Constructing the predictive model
When developing the actual predictive model, the most important consideration is that the model performs well in an ‘out of sample context’. Keep in mind that the analysis was originally undertaken long before the Philly bike share system began. Thus the best way to test how well the model would work for a system that has yet to open their bike share system is to test the model in an out of sample context. We do this by way of cross-validation.
We also use cross-validation to discern which variables from our four training set cities best explain bike share trips. Finally, we estimated many different models across three separate types of predictive algorithms – Linear Regression (OLS), Random Forest and Gradient Boosting. The predictions range considerably depending on the algorithm used.
Analyzing the predictions
The table below shows the predicted count of bike share trips in Philadelphia according to the three predictive algorithms we used. We then display the geographic extent of the predictions in Philadelphia.
The spatial distribution of predicted bike share trips in Philadelphia
Of the three predictive algorithms, the gradient boosting routine is best able to deal with the (non-linear) local spatial nuance of bike share departures across the four training set cities.
This model predicts 267,211 trips in the first 4 months of Philadelphia’s bike share system. Now that it has been more than 4 months since Philadelphia’s system debuted, we know that the model predicts just 17% more trips than actually occurred.
This is an incredibly strong error rate particularly given that the model was trained on just four cities with minimal feature engineering.
This is even more exciting given that of the nearly 5 million bike share trips used to generate these predictions, 76% of those come from New York City – an urban context certainly unto itself. Despite this and despite the fact that the Philadelphia station locations were simulated, the model is still able to make very accurate predictions.
Total number of bike share trips by city used in the analysis
So how does this analysis make us smarter about how we plan bike share systems?
Let’s democratize the planning process by placing these powerful empirical tools into the hands of smaller communities for free to help them plan their own systems
The above (mock) web site would give smaller communities a free tool that could inform planners, based on the experience in other cities (the predictions), if the benefits of bike share in their cities outweigh the costs.
The workflow would be as follows:
- Planners, non-profits, city officials or even students could compile the requisite open data in a GIS system and upload the GIS shapefile onto the site.
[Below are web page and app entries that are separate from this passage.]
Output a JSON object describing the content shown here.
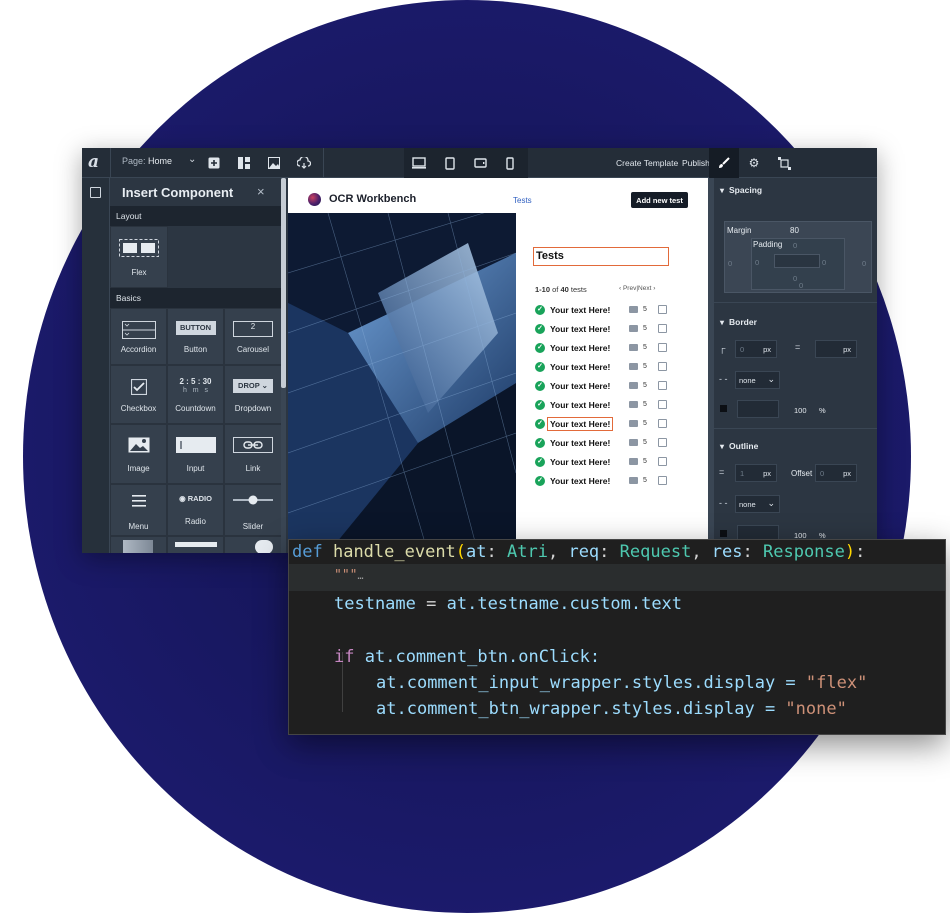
{
  "topbar": {
    "logo": "a",
    "page_label": "Page:",
    "page_value": "Home",
    "create_template": "Create Template",
    "publish": "Publish"
  },
  "insert_panel": {
    "title": "Insert Component",
    "close": "×",
    "sections": [
      {
        "name": "Layout",
        "items": [
          "Flex"
        ]
      },
      {
        "name": "Basics",
        "items": [
          "Accordion",
          "Button",
          "Carousel",
          "Checkbox",
          "Countdown",
          "Dropdown",
          "Image",
          "Input",
          "Link",
          "Menu",
          "Radio",
          "Slider"
        ]
      }
    ],
    "tile_icons": {
      "button_text": "BUTTON",
      "carousel_text": "2",
      "countdown_digits": "2 : 5 : 30",
      "countdown_units": "h   m   s",
      "dropdown_text": "DROP",
      "radio_text": "RADIO"
    }
  },
  "canvas": {
    "brand": "OCR Workbench",
    "nav_link": "Tests",
    "cta": "Add new test",
    "heading": "Tests",
    "count_range": "1-10",
    "count_of": "of",
    "count_total": "40",
    "count_unit": "tests",
    "pager_prev": "‹  Prev",
    "pager_next": "Next  ›",
    "rows": [
      {
        "text": "Your text Here!",
        "comments": "5"
      },
      {
        "text": "Your text Here!",
        "comments": "5"
      },
      {
        "text": "Your text Here!",
        "comments": "5"
      },
      {
        "text": "Your text Here!",
        "comments": "5"
      },
      {
        "text": "Your text Here!",
        "comments": "5"
      },
      {
        "text": "Your text Here!",
        "comments": "5"
      },
      {
        "text": "Your text Here!",
        "comments": "5"
      },
      {
        "text": "Your text Here!",
        "comments": "5"
      },
      {
        "text": "Your text Here!",
        "comments": "5"
      },
      {
        "text": "Your text Here!",
        "comments": "5"
      }
    ]
  },
  "style_panel": {
    "spacing": {
      "title": "Spacing",
      "margin_label": "Margin",
      "margin_value": "80",
      "padding_label": "Padding",
      "zero": "0"
    },
    "border": {
      "title": "Border",
      "radius_value": "0",
      "radius_unit": "px",
      "width_unit": "px",
      "style_value": "none",
      "opacity_value": "100",
      "opacity_unit": "%"
    },
    "outline": {
      "title": "Outline",
      "width_value": "1",
      "width_unit": "px",
      "offset_label": "Offset",
      "offset_value": "0",
      "offset_unit": "px",
      "style_value": "none",
      "opacity_value": "100",
      "opacity_unit": "%"
    }
  },
  "code": {
    "line1": {
      "kw": "def",
      "fn": "handle_event",
      "p_open": "(",
      "a1": "at",
      "c1": ": ",
      "t1": "Atri",
      "s1": ", ",
      "a2": "req",
      "c2": ": ",
      "t2": "Request",
      "s2": ", ",
      "a3": "res",
      "c3": ": ",
      "t3": "Response",
      "p_close": ")",
      "colon": ":"
    },
    "line2": {
      "doc": "\"\"\"",
      "ellipsis": "…"
    },
    "line3": {
      "lhs": "testname",
      "op": " = ",
      "a": "at",
      "rest": ".testname.custom.text"
    },
    "line4": {
      "kw": "if",
      "a": "at",
      "rest": ".comment_btn.onClick:"
    },
    "line5": {
      "a": "at",
      "rest": ".comment_input_wrapper.styles.display = ",
      "str": "\"flex\""
    },
    "line6": {
      "a": "at",
      "rest": ".comment_btn_wrapper.styles.display = ",
      "str": "\"none\""
    }
  },
  "colors": {
    "background_circle": "#1b1a6a",
    "editor_bg": "#2c3642",
    "accent_orange": "#e26a3a",
    "check_green": "#19a35a",
    "link_blue": "#2f5fc0",
    "code_bg": "#1f1f1f"
  },
  "icons": [
    "edit-icon",
    "plus-icon",
    "layout-icon",
    "image-icon",
    "cloud-sync-icon",
    "desktop-icon",
    "tablet-icon",
    "tablet-landscape-icon",
    "phone-icon",
    "brush-icon",
    "gear-icon",
    "transform-icon",
    "close-icon",
    "check-icon",
    "comment-icon",
    "external-link-icon",
    "chevron-down-icon",
    "radius-icon",
    "equals-icon",
    "dash-icon"
  ]
}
- The site would verify that the data is formatted correctly and then provide a series of descriptive statistics that inform the user whether the predictive model is generalizable to their city.
- The site would then “stamp” each census block group with the predicted number of trips and allow the user to visualize the spatial distribution of trips.
- The site would then allow the user to conduct a simple cost/benefit evaluation.
- The value-added benefit of this tool, is if the numbers do not add up, the user can reconfigure the proposed system setup and then re-upload a new version of the data. This allows an incredibly simple and free solution from which planners can do scenario planning.
This web-based ‘planning support system’ would allow communities with little technical expertise to create actionable intelligence to help them better allocate their limited resources across space.
Let’s go back to the research question:
In cities with bike share systems, are ridership patterns sufficiently general enough that they can be used to predict bike share usage in cities without such systems?
Why does the predictive model work so well? Because it turns out that bike share users across the four training set cities share similar ‘demand-side’ characteristics. What the model is really good at is accounting for the many ‘supply-side’ differences across cities like the locations of tourist sites and hotels.
Future work would be aimed at lowering the error rate. To do this, we would need more data from more cities. A more sophisticated feature engineering process would also help us move toward a more robust predictive model.